Dataset entries —
====
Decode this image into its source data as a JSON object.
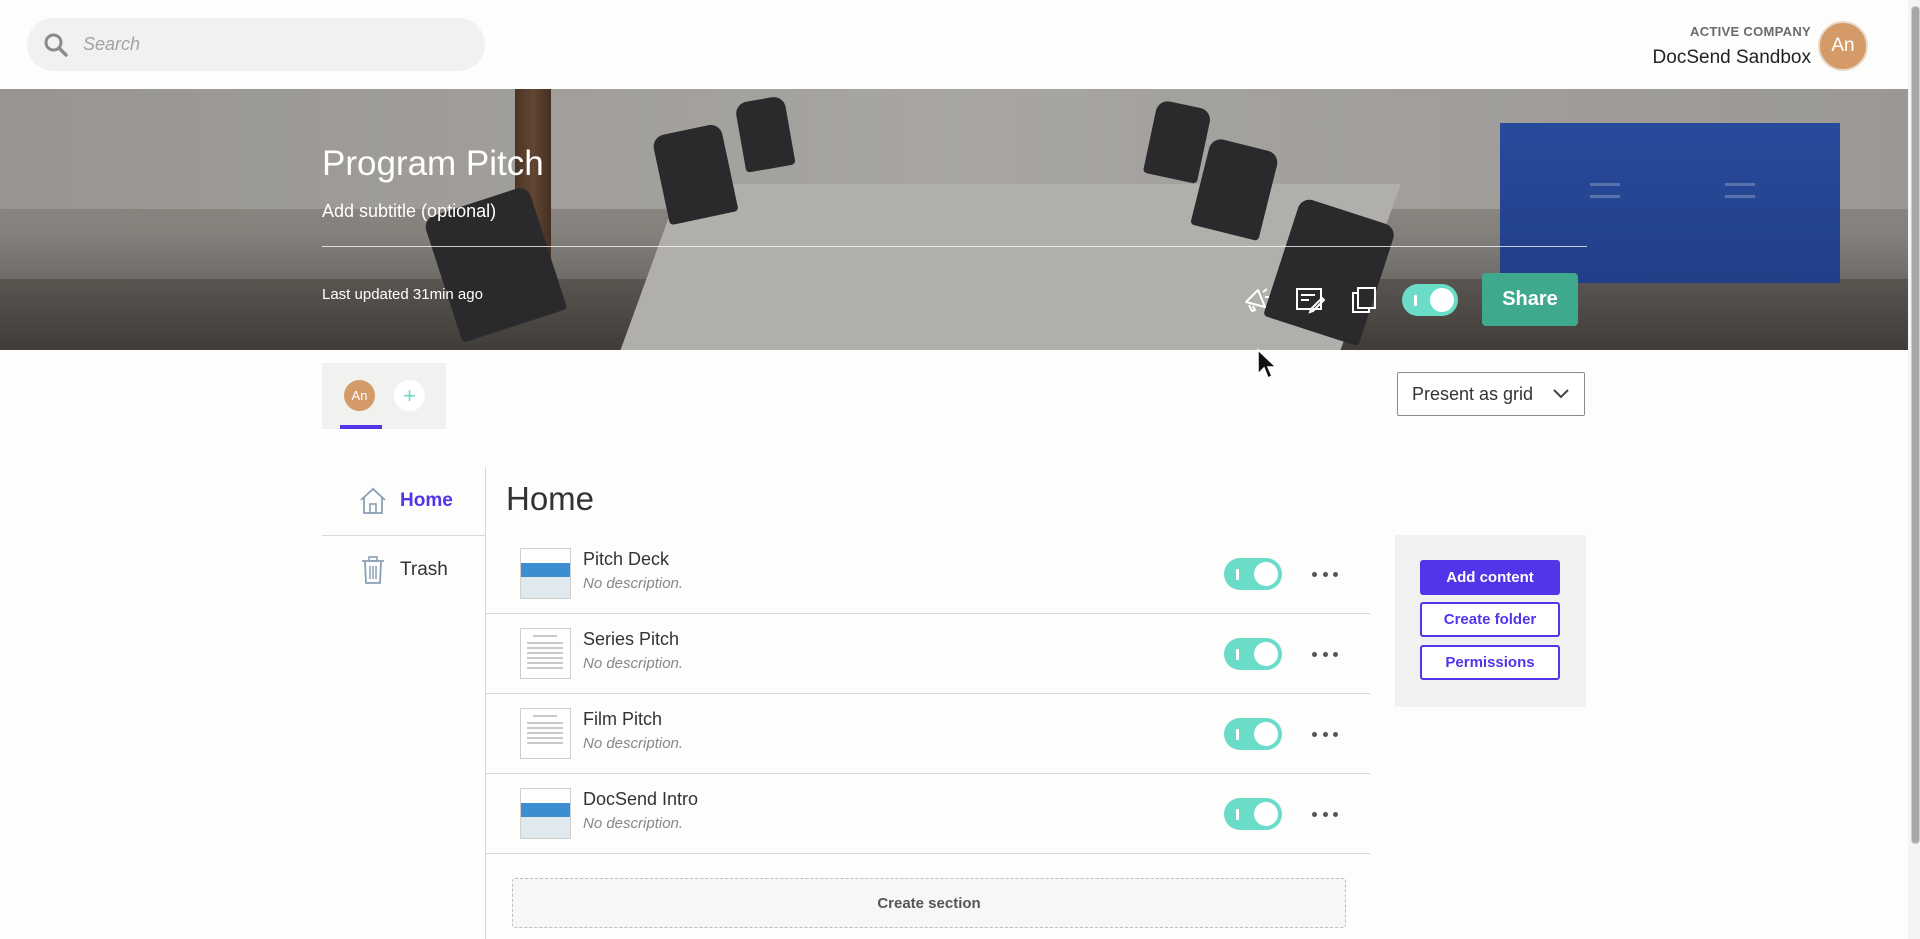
{
  "header": {
    "search_placeholder": "Search",
    "company_label": "ACTIVE COMPANY",
    "company_name": "DocSend Sandbox",
    "avatar_initials": "An"
  },
  "hero": {
    "title": "Program Pitch",
    "subtitle_placeholder": "Add subtitle (optional)",
    "last_updated": "Last updated 31min ago",
    "tools": [
      "megaphone-icon",
      "edit-form-icon",
      "copy-icon"
    ],
    "share_label": "Share",
    "toggle_on": true
  },
  "collaborators": {
    "avatar_initials": "An",
    "add_symbol": "+"
  },
  "present_mode": {
    "value": "Present as grid"
  },
  "sidenav": {
    "items": [
      {
        "label": "Home",
        "icon": "home-icon",
        "active": true
      },
      {
        "label": "Trash",
        "icon": "trash-icon",
        "active": false
      }
    ]
  },
  "main": {
    "title": "Home",
    "documents": [
      {
        "name": "Pitch Deck",
        "description": "No description.",
        "enabled": true,
        "thumb": "slide"
      },
      {
        "name": "Series Pitch",
        "description": "No description.",
        "enabled": true,
        "thumb": "doc"
      },
      {
        "name": "Film Pitch",
        "description": "No description.",
        "enabled": true,
        "thumb": "doc"
      },
      {
        "name": "DocSend Intro",
        "description": "No description.",
        "enabled": true,
        "thumb": "slide"
      }
    ],
    "create_section_label": "Create section"
  },
  "actions": {
    "add_content": "Add content",
    "create_folder": "Create folder",
    "permissions": "Permissions"
  },
  "colors": {
    "accent": "#5135e8",
    "toggle": "#6bdcc8",
    "share": "#3fa98e"
  }
}
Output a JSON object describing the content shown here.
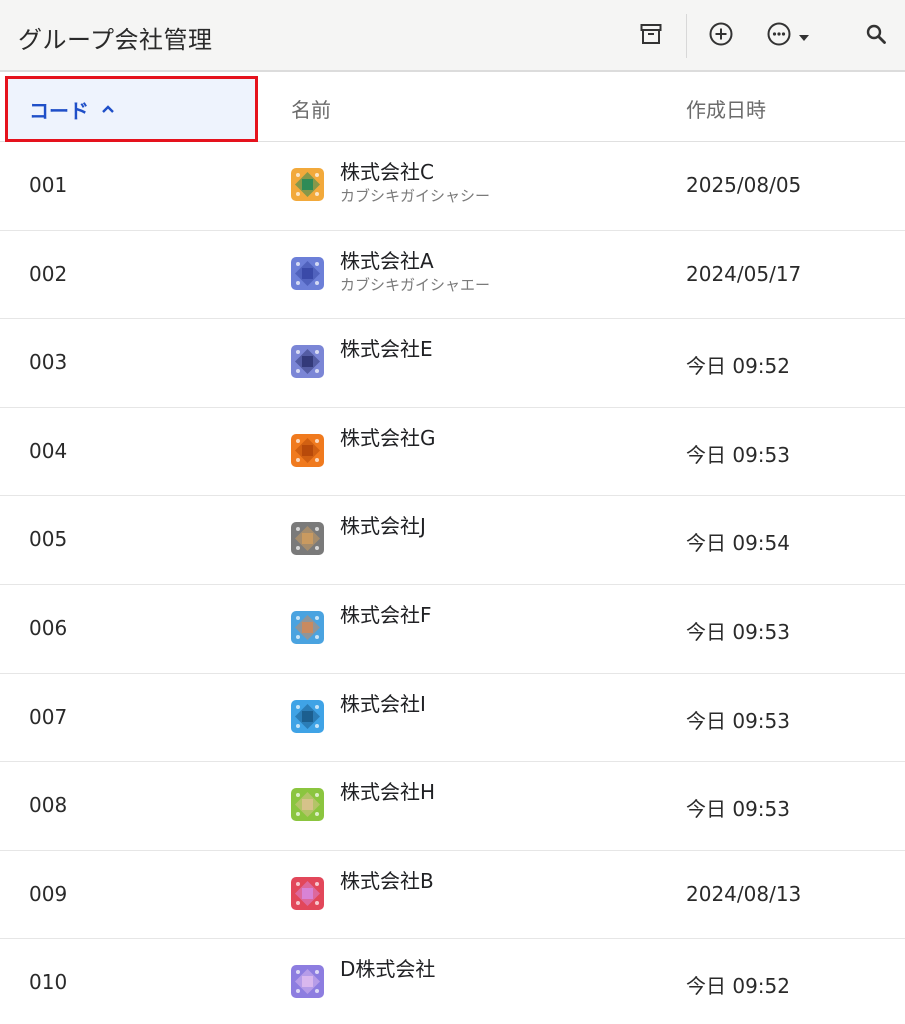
{
  "header": {
    "title": "グループ会社管理",
    "icons": [
      "archive-icon",
      "add-circle-icon",
      "more-circle-icon",
      "dropdown-caret-icon",
      "search-icon"
    ]
  },
  "columns": {
    "code": "コード",
    "name": "名前",
    "created": "作成日時",
    "sort_icon": "chevron-up-icon"
  },
  "colors": {
    "accent": "#1f4fc8",
    "highlight_border": "#e5121d",
    "selected_header_bg": "#eef3fd"
  },
  "rows": [
    {
      "code": "001",
      "name": "株式会社C",
      "kana": "カブシキガイシャシー",
      "date": "2025/08/05",
      "avatar_color": "#f2a93b",
      "accent": "#2e8b57"
    },
    {
      "code": "002",
      "name": "株式会社A",
      "kana": "カブシキガイシャエー",
      "date": "2024/05/17",
      "avatar_color": "#6c7fd8",
      "accent": "#3a4aa8"
    },
    {
      "code": "003",
      "name": "株式会社E",
      "kana": "",
      "date": "今日 09:52",
      "avatar_color": "#7b86d6",
      "accent": "#333a7a"
    },
    {
      "code": "004",
      "name": "株式会社G",
      "kana": "",
      "date": "今日 09:53",
      "avatar_color": "#f07a1e",
      "accent": "#b84a0a"
    },
    {
      "code": "005",
      "name": "株式会社J",
      "kana": "",
      "date": "今日 09:54",
      "avatar_color": "#7a7a7a",
      "accent": "#c99a60"
    },
    {
      "code": "006",
      "name": "株式会社F",
      "kana": "",
      "date": "今日 09:53",
      "avatar_color": "#4aa3e0",
      "accent": "#c98a60"
    },
    {
      "code": "007",
      "name": "株式会社I",
      "kana": "",
      "date": "今日 09:53",
      "avatar_color": "#3fa3e6",
      "accent": "#1c5f8f"
    },
    {
      "code": "008",
      "name": "株式会社H",
      "kana": "",
      "date": "今日 09:53",
      "avatar_color": "#8bc53f",
      "accent": "#d6c28a"
    },
    {
      "code": "009",
      "name": "株式会社B",
      "kana": "",
      "date": "2024/08/13",
      "avatar_color": "#e2475a",
      "accent": "#d883d6"
    },
    {
      "code": "010",
      "name": "D株式会社",
      "kana": "",
      "date": "今日 09:52",
      "avatar_color": "#8d7de0",
      "accent": "#d9b7ee"
    }
  ]
}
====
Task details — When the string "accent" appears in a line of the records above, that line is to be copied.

Exercise answer —
    "accent": "#5135e8",
    "accent": "#1f4fc8",
      "accent": "#2e8b57"
      "accent": "#3a4aa8"
      "accent": "#333a7a"
      "accent": "#b84a0a"
      "accent": "#c99a60"
      "accent": "#c98a60"
      "accent": "#1c5f8f"
      "accent": "#d6c28a"
      "accent": "#d883d6"
      "accent": "#d9b7ee"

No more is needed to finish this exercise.